(August 30, 2016 – Ottawa, ON) Perhaps it’s because we’re approaching our 150th anniversary of confederation, but there seems to be a very welcome uptick in projects looking back at Canada’s long history in a number of areas, including film. The Ottawa International Animation Festival (OIAF), North America’s leading animation film festival, has just announced such a project and visitors to their 40th annual festival next month will have a chance to see a remarkable piece of Canadian film history.
Remarkable because it has survived, remarkable because he has been fully restored, remarkable that it was made in the first place. It will be a special screening of Canada’s first feature length animated film, the 1955 production, The Enchanted Village, or Le Village Enchanté. Organizers of this year’s festival underline that this screening would not have been possible without the “enormous effort by Cinémathèque Québécoise and Elephant, The Memory of Quebec Cinema.
“[We] acquired the original printing elements of The Enchanted Village at the beginning of the ‘70s,” said Marcel Jean, Executive Director of the Cinémathèque Québécoise. “They have since been preserved in optimal conditions. Thanks to our partner Elephant, The memory of Quebec Cinema, a 4k restoration of this unknown piece of Canadian animation will now be accessible to a wide audience. We are honoured that the world premiere of the restoration will take place at the OIAF at the occasion of its 40th anniversary.”
Brothers Réal and Marcel Racicot, who directed the film, worked six years in their evenings with four assistants to make this cell-animated fantasy. The film was released in December 1955 and played in Montréal, Québec City, Hull and Sherbrooke. Set in the Abitibi area of Québec, The Enchanted Village follows a Catholic family who have recently settled in the area. With the other settlers they help build a village, then a church. Their only wish now is to find a bell for the church. Soon, they find a tiny but magical bell that enriches their lives…until a menacing figure appears in the village one day.

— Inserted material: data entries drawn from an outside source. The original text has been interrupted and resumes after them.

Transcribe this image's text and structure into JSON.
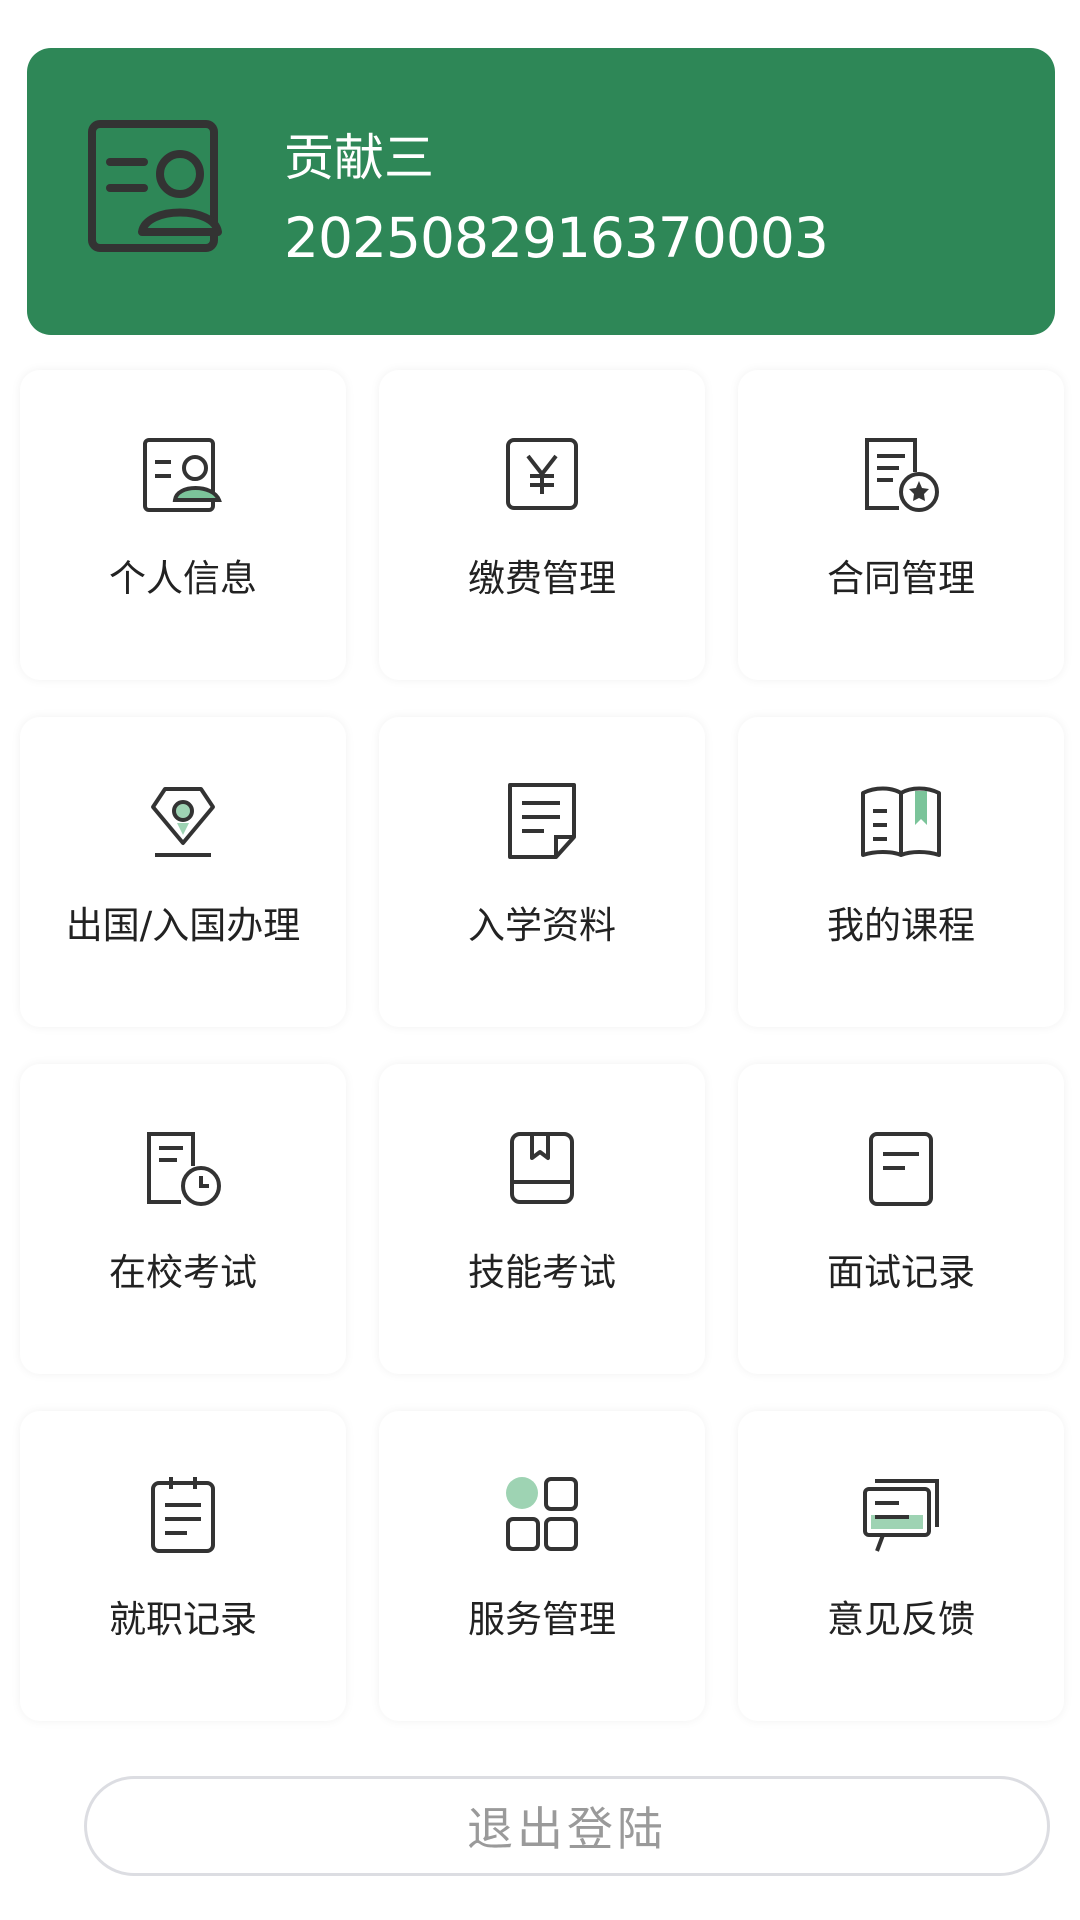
{
  "colors": {
    "accent": "#2e8757",
    "text": "#222222",
    "muted": "#9a9a9a"
  },
  "profile": {
    "name": "贡献三",
    "student_id": "2025082916370003",
    "icon": "id-card-icon"
  },
  "menu": [
    {
      "label": "个人信息",
      "icon": "id-card-icon"
    },
    {
      "label": "缴费管理",
      "icon": "yuan-icon"
    },
    {
      "label": "合同管理",
      "icon": "contract-star-icon"
    },
    {
      "label": "出国/入国办理",
      "icon": "location-pin-icon"
    },
    {
      "label": "入学资料",
      "icon": "document-icon"
    },
    {
      "label": "我的课程",
      "icon": "open-book-icon"
    },
    {
      "label": "在校考试",
      "icon": "exam-clock-icon"
    },
    {
      "label": "技能考试",
      "icon": "book-icon"
    },
    {
      "label": "面试记录",
      "icon": "note-icon"
    },
    {
      "label": "就职记录",
      "icon": "clipboard-icon"
    },
    {
      "label": "服务管理",
      "icon": "grid-icon"
    },
    {
      "label": "意见反馈",
      "icon": "chat-icon"
    }
  ],
  "logout_label": "退出登陆"
}
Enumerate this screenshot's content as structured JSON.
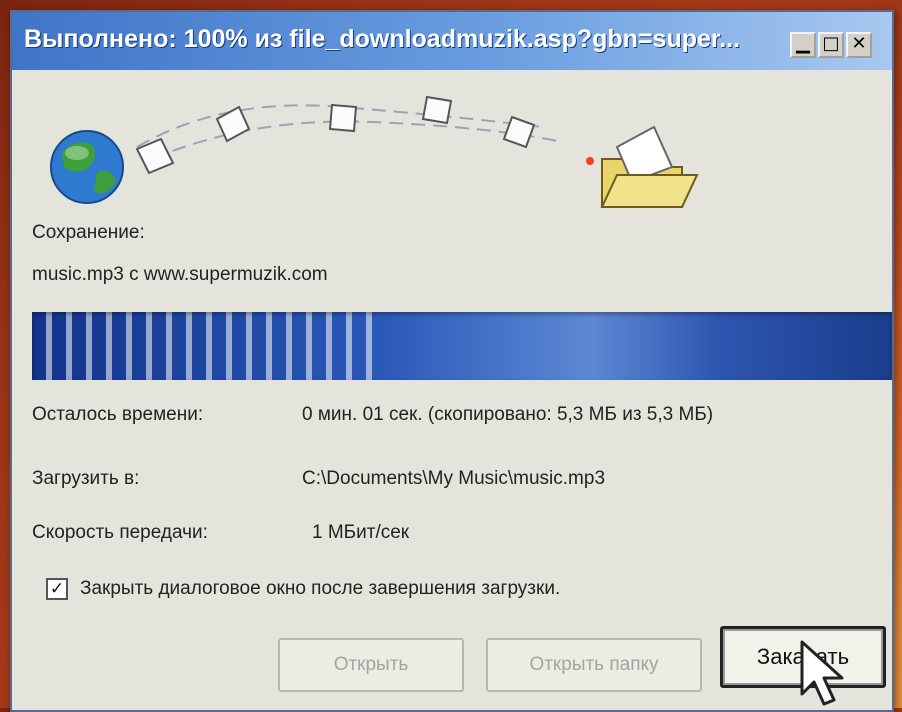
{
  "window": {
    "title": "Выполнено: 100% из file_downloadmuzik.asp?gbn=super...",
    "minimize_symbol": "▁",
    "maximize_symbol": "□",
    "close_symbol": "✕"
  },
  "animation": {
    "source_icon": "globe-icon",
    "items_icon": "flying-document-icon",
    "destination_icon": "folder-icon"
  },
  "status": {
    "saving_label": "Сохранение:",
    "file_source": "music.mp3 с www.supermuzik.com",
    "progress_percent": 100,
    "time_left_label": "Осталось времени:",
    "time_left_value": "0 мин. 01 сек. (скопировано: 5,3 МБ из 5,3 МБ)",
    "download_to_label": "Загрузить в:",
    "download_to_value": "C:\\Documents\\My Music\\music.mp3",
    "speed_label": "Скорость передачи:",
    "speed_value": "1 МБит/сек"
  },
  "close_on_complete": {
    "checked": true,
    "check_mark": "✓",
    "label": "Закрыть диалоговое окно после завершения загрузки."
  },
  "buttons": {
    "open": "Открыть",
    "open_folder": "Открыть папку",
    "download": "Закачать"
  },
  "colors": {
    "title_bar": "#3f74c8",
    "progress": "#12338a",
    "background": "#d8622a"
  }
}
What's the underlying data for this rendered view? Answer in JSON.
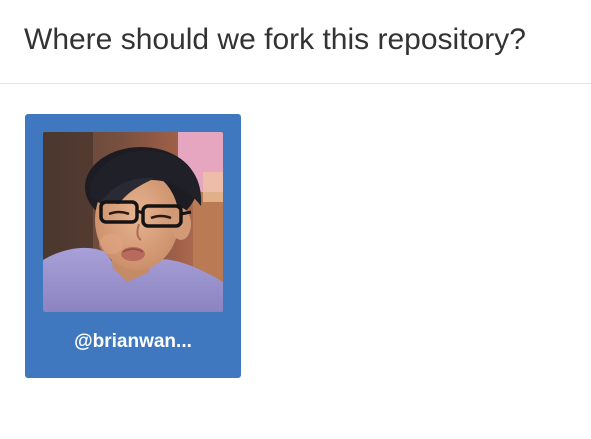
{
  "page": {
    "title": "Where should we fork this repository?"
  },
  "fork_targets": [
    {
      "username": "@brianwan...",
      "avatar_icon": "user-avatar-photo"
    }
  ],
  "colors": {
    "accent": "#4078c0",
    "text": "#333333",
    "divider": "#e1e4e8"
  }
}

Naïve and sometimes technically awkward, dealing with Catholic themes and folklore, offering some Hollywood-cartoon slapstick jokes, The Enchanted Village is a tour de force considering that it was made in very modest conditions.
The Ottawa International Animation Festival takes place September 21 – 25, 2016 in various venues throughout the city of Ottawa. The Enchanted Village will be showcased on Friday, September 23 at 5:00PM at the National Gallery and Saturday 24 at 5:00PM at the Arts Court Theatre.
Click here for another link to OIAF and to other September 2016 film festivals.